The inhabitants of the area were not consulted on this transaction. This, and the constant threat of an American invasion from the south, made them nervous. No clear terms were spelled out for the people of the Red River area and, during negotiations on their status, resistance developed in the colony. The Métis, a mostly French-speaking people of mixed European and Aboriginal ancestry, rallied under the leadership of Louis Riel to oppose the Canadian proposals. Riel succeeded in uniting both the French- and English-speaking groups to establish a locally elected, provisional government in 1869.
Negotiations between the provisional government and the government of Canada led to Parliament passing the Manitoba Act of 1870, under which Manitoba joined the other provinces in Confederation.
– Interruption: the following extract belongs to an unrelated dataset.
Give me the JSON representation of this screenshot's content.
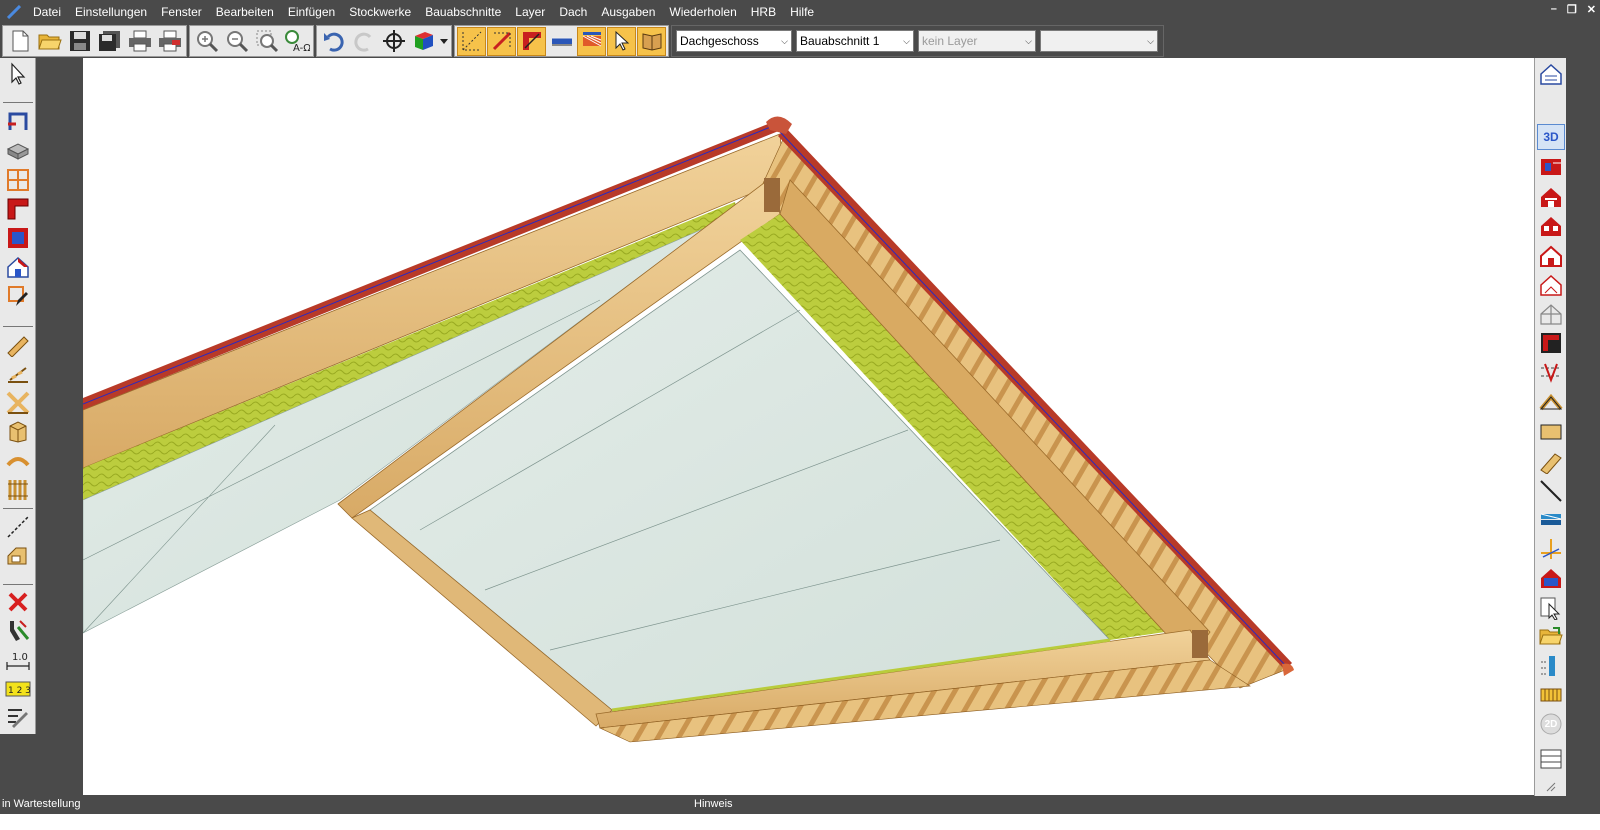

The new province consisted of 36,000 square kilometres surrounding the Red River Valley. It was called the "postage stamp" province because of its square shape and relatively small size. However, the province did not remain that small. Its boundaries were enlarged in 1881 and again in 1912. Today, Manitoba is 650,000 square kilometres and could have been larger had it not been for an 1884 decision in favour of Ontario, which established the present-day boundary between the two provinces.
Agricultural settlement helped the province prosper in its infancy. With the help of the railway and certain acts of Parliament in the late 1800s, the province was soon filled with settlers from Eastern Canada and Europe.
Coat of Arms
Manitoba's shield was granted by King Edward VII in 1905, while its augmented coat of arms was granted by the Right Honourable Ramon J. Hnatyshyn, Governor General, in 1992.
At the centre of the arms is the original shield featuring the Cross of St. George and a buffalo standing on a rock. Above the shield is a gold helmet signalling Manitoba's co-sovereign status in Confederation. Surmounting this is a beaver, a national symbol of Canada, holding the province's floral emblem (prairie crocus) and carrying a royal crown on its back.
The shield supporters are a unicorn, reflecting the province's early Scottish settlers, and a white horse, an animal vital to the First Peoples, the Métis and European settlers. The unicorn and the horse stand atop waters, grain fields and forests. The seven provincial flowers at the centre represent one people of diverse origins.
GLORIOSUS ET LIBER (Glorious and free)
Other Provincial Symbols
- Manitoba Tartan
- White Spruce (Picea glauca)
- Great Gray Owl
- Franco-Manitoban Flag